  9. Here's How The Newly Approved Genetically Engineered Potatoes ...

    www.foodandwine.com/news/differences-in-new...

    May 24, 2017 · These three new varieties are actually Simplot’s second generation of this type of genetically-modified potato. The first generation has been sold as White Russets for over two years . And a ...

  10. GMO Potatoes Are Here - How to Avoid Them

    www.organicconsumers.org/news/gmo-potatoes-are...

    Nov 08, 2018 · The genetically modified Innate potato was approved by the USDA in 2014. The “Innate” potato is a group of potato varieties that have had the same genetic alterations applied using a new form of genetic engineering known as RNA interference (RNAi). Five different potato varieties have been transformed, including the Ranger Russet, Russet Burbank, and Atlantic potatoes.

  11. The History and Future of GM Potatoes | PotatoPro

    www.potatopro.com/news/2010/history-and-future...

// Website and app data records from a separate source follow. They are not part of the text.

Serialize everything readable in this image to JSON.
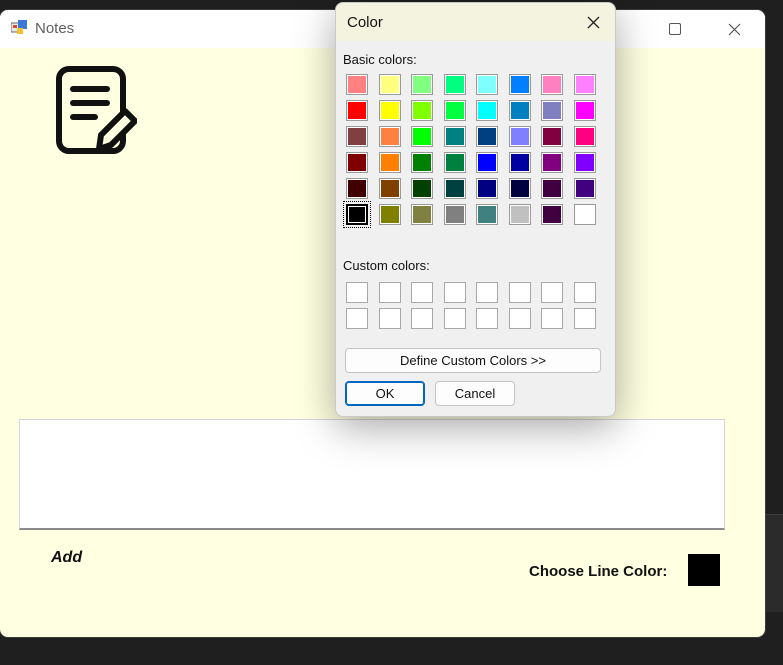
{
  "main_window": {
    "title": "Notes",
    "add_label": "Add",
    "line_color_label": "Choose Line Color:",
    "line_color": "#000000"
  },
  "color_dialog": {
    "title": "Color",
    "basic_colors_label": "Basic colors:",
    "custom_colors_label": "Custom colors:",
    "define_custom_label": "Define Custom Colors >>",
    "ok_label": "OK",
    "cancel_label": "Cancel",
    "basic_colors": [
      "#ff8080",
      "#ffff80",
      "#80ff80",
      "#00ff80",
      "#80ffff",
      "#0080ff",
      "#ff80c0",
      "#ff80ff",
      "#ff0000",
      "#ffff00",
      "#80ff00",
      "#00ff40",
      "#00ffff",
      "#0080c0",
      "#8080c0",
      "#ff00ff",
      "#804040",
      "#ff8040",
      "#00ff00",
      "#008080",
      "#004080",
      "#8080ff",
      "#800040",
      "#ff0080",
      "#800000",
      "#ff8000",
      "#008000",
      "#008040",
      "#0000ff",
      "#0000a0",
      "#800080",
      "#8000ff",
      "#400000",
      "#804000",
      "#004000",
      "#004040",
      "#000080",
      "#000040",
      "#400040",
      "#400080",
      "#000000",
      "#808000",
      "#808040",
      "#808080",
      "#408080",
      "#c0c0c0",
      "#400040",
      "#ffffff"
    ],
    "selected_index": 40,
    "custom_colors": [
      "#ffffff",
      "#ffffff",
      "#ffffff",
      "#ffffff",
      "#ffffff",
      "#ffffff",
      "#ffffff",
      "#ffffff",
      "#ffffff",
      "#ffffff",
      "#ffffff",
      "#ffffff",
      "#ffffff",
      "#ffffff",
      "#ffffff",
      "#ffffff"
    ]
  }
}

    Last week the European Commission approved cultivation and processing of the genetically modified starch potato Amflora. The request for authorisation was submitted by Amflora's developer BASF in August 1996, more than 13 years ago! In North America, currently no genetically modified potatoes are commercially grown. But the GM potato has already a colorful history in the US and Canada